|Title||Signpost (Weber, Utah), 1995-02-03, Vol. 58, No. 50|
|Creator||Weber State University|
|Contributors||Associated Students of Weber State University; A generous grant from the Utah State Library and the Institute of Museum and Library Services.|
|Description||Weber's current student newspaper, the Signpost, first appeared on September 29, 1937. For two years prior to that time, campus news was disseminated via announcements posted on a bulletin board known as the "Signpost". As a result, the masthead of the first issue of the paper itself featured a rudimentary wooden sign with the title spelled out in rustic-looking letters. Over the years the paper has been published continuously, though the look, size and style has changed several times.|
|Subject||College student newspapers and periodicals; Weber State University|
|Publisher Digital||Stewart Library, Weber State University|
|Source||University Archives LD5893.W55 S5, Stewart Library, Weber State University|

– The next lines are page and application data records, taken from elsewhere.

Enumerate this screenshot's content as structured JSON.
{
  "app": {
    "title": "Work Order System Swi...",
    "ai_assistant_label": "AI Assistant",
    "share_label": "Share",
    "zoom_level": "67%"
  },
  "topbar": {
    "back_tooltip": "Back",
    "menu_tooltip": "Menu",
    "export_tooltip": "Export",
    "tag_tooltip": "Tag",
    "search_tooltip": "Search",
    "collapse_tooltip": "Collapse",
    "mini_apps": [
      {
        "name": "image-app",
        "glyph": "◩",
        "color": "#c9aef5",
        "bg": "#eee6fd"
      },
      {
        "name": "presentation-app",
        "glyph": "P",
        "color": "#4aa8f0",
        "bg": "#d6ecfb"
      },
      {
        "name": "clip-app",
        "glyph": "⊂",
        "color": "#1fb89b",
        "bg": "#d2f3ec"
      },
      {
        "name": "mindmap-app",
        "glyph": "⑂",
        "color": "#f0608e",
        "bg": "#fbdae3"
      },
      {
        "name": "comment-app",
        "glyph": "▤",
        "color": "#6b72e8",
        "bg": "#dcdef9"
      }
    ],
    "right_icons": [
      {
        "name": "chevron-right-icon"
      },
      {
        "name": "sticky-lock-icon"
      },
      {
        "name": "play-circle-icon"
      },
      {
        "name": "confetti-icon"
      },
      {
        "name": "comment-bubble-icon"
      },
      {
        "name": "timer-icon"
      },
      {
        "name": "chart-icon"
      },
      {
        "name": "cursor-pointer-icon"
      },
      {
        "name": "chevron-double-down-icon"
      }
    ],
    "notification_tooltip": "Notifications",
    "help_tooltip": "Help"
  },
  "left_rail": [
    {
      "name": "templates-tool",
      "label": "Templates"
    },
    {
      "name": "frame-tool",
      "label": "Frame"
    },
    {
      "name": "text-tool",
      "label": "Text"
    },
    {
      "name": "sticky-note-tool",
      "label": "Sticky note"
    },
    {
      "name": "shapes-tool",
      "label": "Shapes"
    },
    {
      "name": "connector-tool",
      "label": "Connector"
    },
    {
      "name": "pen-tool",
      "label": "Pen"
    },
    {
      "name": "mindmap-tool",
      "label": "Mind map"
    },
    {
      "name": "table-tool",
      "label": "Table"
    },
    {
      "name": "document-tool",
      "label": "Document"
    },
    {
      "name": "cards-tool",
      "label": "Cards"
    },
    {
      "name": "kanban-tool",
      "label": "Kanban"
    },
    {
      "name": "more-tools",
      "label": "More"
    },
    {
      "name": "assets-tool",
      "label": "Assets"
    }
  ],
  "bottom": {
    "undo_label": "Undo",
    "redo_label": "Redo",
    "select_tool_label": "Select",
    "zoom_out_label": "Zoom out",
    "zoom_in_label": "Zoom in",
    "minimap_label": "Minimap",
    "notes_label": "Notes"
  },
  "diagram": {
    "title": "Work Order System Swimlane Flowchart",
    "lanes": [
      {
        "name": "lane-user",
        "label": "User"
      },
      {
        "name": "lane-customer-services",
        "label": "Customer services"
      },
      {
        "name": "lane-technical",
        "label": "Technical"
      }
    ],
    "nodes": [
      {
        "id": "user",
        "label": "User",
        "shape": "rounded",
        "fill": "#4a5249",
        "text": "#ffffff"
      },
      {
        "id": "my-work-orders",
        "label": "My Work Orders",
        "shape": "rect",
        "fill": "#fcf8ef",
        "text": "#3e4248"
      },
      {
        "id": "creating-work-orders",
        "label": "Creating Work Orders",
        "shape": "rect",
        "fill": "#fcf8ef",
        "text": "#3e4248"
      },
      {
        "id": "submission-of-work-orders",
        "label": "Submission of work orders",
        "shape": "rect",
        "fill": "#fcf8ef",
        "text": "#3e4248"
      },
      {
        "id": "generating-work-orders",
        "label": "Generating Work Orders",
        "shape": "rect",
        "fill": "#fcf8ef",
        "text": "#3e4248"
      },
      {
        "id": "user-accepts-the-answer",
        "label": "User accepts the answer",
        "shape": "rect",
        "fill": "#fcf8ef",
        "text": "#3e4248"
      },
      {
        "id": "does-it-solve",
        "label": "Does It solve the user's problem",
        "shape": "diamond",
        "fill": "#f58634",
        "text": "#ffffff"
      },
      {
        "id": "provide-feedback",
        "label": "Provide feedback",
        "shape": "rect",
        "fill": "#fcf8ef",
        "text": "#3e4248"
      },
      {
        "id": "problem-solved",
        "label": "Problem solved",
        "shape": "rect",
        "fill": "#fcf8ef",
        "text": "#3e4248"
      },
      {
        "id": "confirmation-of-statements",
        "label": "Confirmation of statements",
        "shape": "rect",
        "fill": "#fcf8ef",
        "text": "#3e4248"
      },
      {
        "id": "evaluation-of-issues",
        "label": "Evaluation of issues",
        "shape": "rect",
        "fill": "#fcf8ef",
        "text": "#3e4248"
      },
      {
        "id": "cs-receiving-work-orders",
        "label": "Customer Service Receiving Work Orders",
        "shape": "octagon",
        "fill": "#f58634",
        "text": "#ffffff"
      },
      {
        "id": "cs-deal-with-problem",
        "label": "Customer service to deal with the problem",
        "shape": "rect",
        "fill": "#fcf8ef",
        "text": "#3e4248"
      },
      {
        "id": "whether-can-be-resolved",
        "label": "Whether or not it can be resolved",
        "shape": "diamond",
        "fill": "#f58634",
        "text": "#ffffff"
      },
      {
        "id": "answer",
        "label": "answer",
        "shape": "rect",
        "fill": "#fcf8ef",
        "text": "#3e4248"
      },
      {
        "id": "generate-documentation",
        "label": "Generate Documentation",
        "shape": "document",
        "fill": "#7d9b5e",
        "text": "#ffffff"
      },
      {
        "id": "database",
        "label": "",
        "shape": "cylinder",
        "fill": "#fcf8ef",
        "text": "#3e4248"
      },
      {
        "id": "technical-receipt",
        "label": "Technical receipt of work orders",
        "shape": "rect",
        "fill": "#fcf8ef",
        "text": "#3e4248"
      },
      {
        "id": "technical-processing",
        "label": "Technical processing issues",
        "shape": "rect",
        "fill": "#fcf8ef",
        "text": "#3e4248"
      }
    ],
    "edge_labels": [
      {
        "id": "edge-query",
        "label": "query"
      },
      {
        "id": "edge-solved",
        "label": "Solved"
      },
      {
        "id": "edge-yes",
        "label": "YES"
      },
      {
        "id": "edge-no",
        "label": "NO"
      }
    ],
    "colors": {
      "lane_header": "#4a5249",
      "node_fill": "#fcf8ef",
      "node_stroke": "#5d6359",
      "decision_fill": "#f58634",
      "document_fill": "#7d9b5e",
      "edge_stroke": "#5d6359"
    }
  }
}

|Rights Management||Public Domain. Courtesy of University Archives, Stewart Library, Weber State University.|